[I]t must not be imagined that authority knows no bounds. Since its starting point is the permission to govern in accordance with right reason, there is no escaping the conclusion that it derives its binding force from the moral order, which in turn has God as its origin and end. ...The authority of governments is limited, and not just by the constitutions by which they are structured (whether they abide by those constitutions or not is a separate question). They are bound by the restraints of right reason and natural law, which are from God. Hence they are not free to do whatever they wish. They don't get to decide what's right and wrong in a vacuum; they don't get to make wars on their own terms; they don't get to make laws that ignore moral order.
Hence, a regime which governs solely or mainly by means of threats and intimidation or promises of reward, provides men with no effective incentive to work for the common good. And even if it did, it would certainly be offensive to the dignity of free and rational human beings. Authority is before all else a moral force. For this reason the appeal of rulers should be to the individual conscience, to the duty which every man has of voluntarily contributing to the common good. But since all men are equal in natural dignity, no man has the capacity to force internal compliance on another. Only God can do that, for He alone scrutinizes and judges the secret counsels of the heart. [§§47, 48]
Obviously there are many directions we might go in considering the implications here, but the thing that interests me for the purposes of this post is that PT rejects the use of coercion or bribery as the primary or exclusive means by which governments ought to promote the common good, favoring instead moral persuasion. What are the implications of that? One that pops into my mind is that all sorts of social engineering laws, by which governments intend to manipulate citizens to do their will, are illegitimate. These might take the form of punitive taxes on goods intended to discourage their consumption, or maybe even tax credits or deductions for other goods and activities. It doesn't matter, on this account of things, whether such laws "work." To approve of them on that score is to take a utilitarian view. The point, according to the Holy Father, is that such things are offensive to human dignity, which includes free will and the use of reason.
It seems to me also that this principle undergirds the Church's rejection of the welfare state (see, for example, Compendium of the Social Doctrine of the Church §351). Our contributions for the sake of the poor should not be coerced from us, as they most certainly are when we are taxed for them. In the same way we should not be bribed by the promise of "free" (or nearly so) health care into supporting a nationalized or socialist model of medical care (and we shouldn't be coerced into providing it for others, either, for that matter).

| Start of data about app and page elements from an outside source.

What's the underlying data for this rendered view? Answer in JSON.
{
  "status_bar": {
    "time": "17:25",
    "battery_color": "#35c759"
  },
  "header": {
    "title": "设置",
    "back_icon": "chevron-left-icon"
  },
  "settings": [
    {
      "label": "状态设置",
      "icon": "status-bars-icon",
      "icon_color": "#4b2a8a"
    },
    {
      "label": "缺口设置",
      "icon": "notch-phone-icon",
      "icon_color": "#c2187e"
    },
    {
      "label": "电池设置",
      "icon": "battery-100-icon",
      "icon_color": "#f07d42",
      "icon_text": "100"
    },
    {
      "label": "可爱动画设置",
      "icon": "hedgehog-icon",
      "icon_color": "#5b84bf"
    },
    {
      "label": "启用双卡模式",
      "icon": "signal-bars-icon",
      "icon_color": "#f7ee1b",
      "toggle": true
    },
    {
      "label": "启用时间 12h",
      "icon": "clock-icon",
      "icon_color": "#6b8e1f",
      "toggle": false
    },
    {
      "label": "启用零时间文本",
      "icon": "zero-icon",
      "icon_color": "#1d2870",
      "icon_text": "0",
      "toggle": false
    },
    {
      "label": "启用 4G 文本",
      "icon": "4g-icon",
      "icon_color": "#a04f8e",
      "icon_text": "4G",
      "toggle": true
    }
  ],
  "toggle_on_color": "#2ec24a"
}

The Pope doesn't rule out literally any sort of coercion or reward when it comes to advancing the common good, but it seems to me that instances of it are supposed to be limited to certain aspects of the common good (for example, deterrents to violations of the moral law) or else limited in significant ways. It might make sense, for example, to particularly encourage charity by way of tax deductions for contributions to disaster relief.